Find every line in the records below that contains "sites", and copy it.

(App and web page records)
....

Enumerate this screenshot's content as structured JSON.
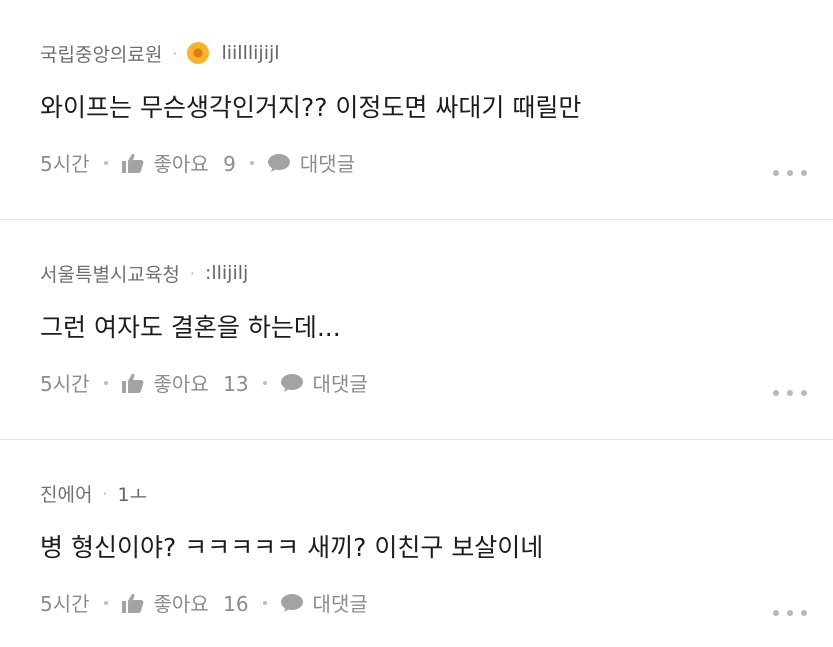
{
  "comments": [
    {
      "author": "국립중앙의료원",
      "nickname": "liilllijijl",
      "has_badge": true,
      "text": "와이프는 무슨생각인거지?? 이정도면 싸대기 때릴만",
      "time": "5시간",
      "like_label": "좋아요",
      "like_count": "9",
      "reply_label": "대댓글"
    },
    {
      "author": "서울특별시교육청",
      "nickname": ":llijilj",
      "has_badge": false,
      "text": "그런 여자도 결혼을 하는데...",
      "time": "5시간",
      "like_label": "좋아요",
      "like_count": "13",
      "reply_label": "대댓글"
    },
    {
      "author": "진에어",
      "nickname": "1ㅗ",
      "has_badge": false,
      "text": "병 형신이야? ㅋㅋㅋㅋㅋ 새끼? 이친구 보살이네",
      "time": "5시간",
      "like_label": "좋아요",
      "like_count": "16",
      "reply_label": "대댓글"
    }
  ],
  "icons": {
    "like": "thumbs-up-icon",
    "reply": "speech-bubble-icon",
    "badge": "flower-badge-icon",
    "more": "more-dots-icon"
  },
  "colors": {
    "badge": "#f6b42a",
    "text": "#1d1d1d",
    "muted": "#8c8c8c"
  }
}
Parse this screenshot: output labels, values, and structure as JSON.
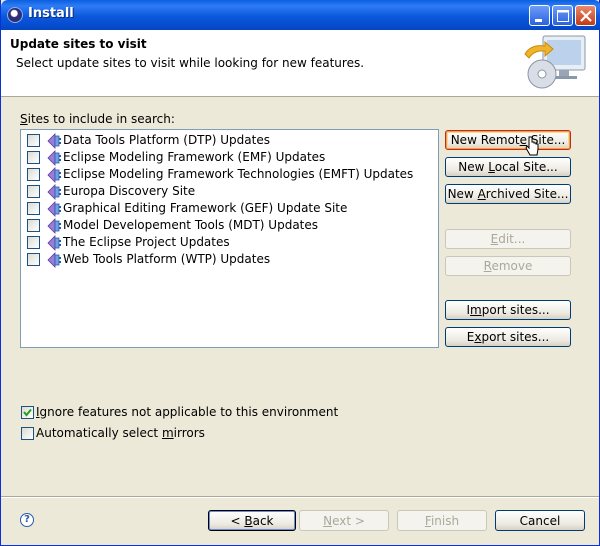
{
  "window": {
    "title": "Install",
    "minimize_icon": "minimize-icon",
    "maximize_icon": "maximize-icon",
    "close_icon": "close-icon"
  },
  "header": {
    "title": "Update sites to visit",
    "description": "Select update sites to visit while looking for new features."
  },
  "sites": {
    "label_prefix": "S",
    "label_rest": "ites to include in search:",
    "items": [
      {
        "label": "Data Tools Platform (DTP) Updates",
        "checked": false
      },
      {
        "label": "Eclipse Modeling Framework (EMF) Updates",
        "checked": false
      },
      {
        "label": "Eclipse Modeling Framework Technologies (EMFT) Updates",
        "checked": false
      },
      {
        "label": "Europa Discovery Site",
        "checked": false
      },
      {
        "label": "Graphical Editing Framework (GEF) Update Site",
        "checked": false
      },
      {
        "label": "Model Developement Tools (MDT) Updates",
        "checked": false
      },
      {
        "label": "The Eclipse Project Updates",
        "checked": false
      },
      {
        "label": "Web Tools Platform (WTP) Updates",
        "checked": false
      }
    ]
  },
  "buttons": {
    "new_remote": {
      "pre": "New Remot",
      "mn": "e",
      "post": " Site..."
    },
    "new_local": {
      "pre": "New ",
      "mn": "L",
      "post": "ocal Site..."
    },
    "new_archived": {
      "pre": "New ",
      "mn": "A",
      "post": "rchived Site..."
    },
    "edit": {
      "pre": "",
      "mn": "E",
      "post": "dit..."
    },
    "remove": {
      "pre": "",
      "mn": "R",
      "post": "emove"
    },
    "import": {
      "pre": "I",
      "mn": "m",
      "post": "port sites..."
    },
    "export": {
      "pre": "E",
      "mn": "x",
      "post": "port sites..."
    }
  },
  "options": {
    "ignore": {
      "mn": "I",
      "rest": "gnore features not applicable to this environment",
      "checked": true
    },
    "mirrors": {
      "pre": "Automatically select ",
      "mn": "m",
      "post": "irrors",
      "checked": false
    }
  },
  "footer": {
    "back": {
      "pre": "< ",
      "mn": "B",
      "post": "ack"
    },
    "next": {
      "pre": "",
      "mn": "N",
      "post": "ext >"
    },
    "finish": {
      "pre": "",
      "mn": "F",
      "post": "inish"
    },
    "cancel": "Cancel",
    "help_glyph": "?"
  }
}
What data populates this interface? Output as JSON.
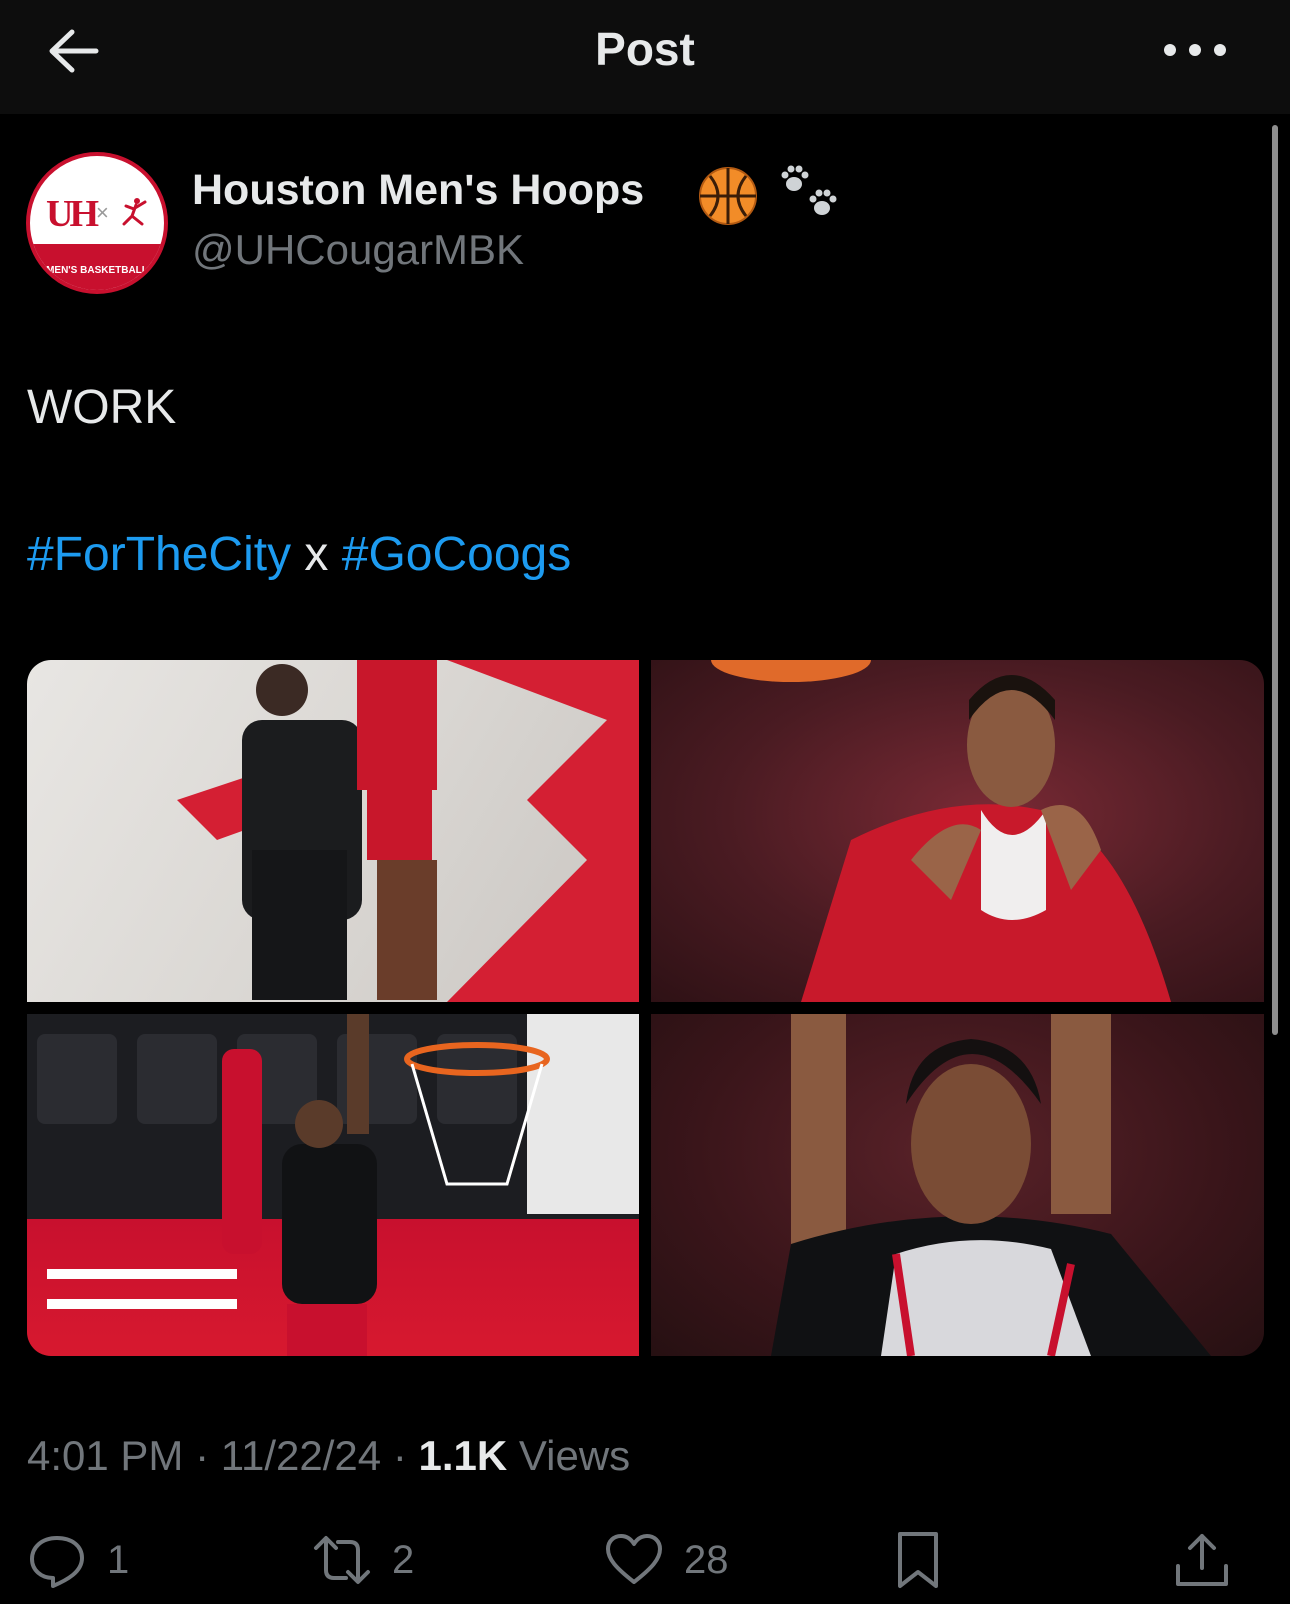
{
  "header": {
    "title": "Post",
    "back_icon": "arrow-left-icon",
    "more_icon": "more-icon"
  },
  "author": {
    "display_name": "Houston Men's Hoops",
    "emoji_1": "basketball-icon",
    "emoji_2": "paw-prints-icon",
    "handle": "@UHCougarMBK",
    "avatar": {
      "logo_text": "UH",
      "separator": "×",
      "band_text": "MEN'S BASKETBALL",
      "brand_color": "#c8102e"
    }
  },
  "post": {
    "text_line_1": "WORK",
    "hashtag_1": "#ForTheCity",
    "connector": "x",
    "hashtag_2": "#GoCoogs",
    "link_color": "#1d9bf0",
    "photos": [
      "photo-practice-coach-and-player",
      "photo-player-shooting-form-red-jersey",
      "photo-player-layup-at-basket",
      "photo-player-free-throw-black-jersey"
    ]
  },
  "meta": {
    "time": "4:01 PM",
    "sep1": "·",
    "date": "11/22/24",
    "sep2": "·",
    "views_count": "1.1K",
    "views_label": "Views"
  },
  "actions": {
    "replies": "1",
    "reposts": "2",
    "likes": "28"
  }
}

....

• SOLUTION:
    "title": "Update sites to visit",
    "description": "Select update sites to visit while looking for new features."
  "sites": {
      "post": "port sites..."
      "post": "port sites..."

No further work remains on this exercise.